Promoting self-employment among people coming home from prison will be challenging; it will require creativity, perseverance and the ability of professionals across fields to break down cultural barriers to build productive
As the nation struggles to address the social and economic consequences of mass incarceration, entrepreneurship has emerged as a viable alternative to traditional employment opportunities for disadvantaged and marginalized individuals all over the world. The microenterprise development field, in particular, has demonstrated success assisting the hard-to-employ (e.g. welfare recipients, people with disabilities, immigrants and refugees) transcend poverty through business start-up and development. As more and more people return from prison, many lacking educational and vocational skills necessary to compete in today’s labor market, entrepreneurship may represent a means of capitalizing on an underutilized pool of human resources.

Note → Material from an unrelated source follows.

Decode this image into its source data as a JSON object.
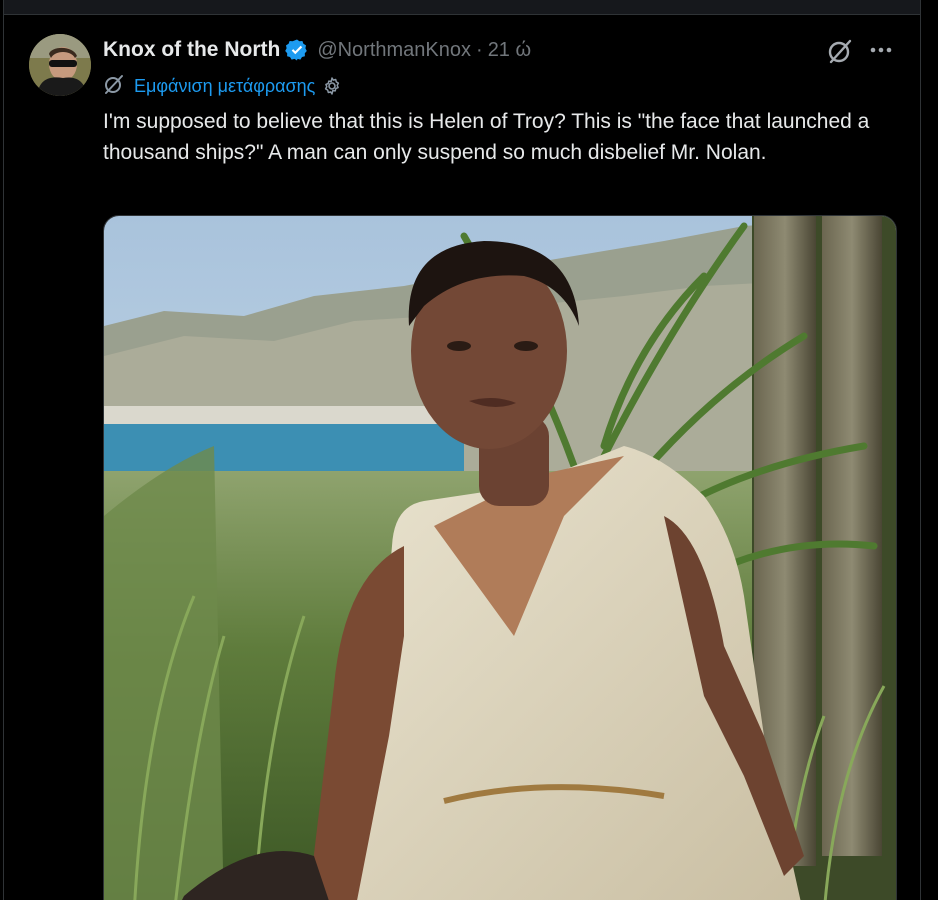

Published by the John Jay College, The Prisoner Reentry Institute, 2007
Click here to read the study: Venturing beyond the Gates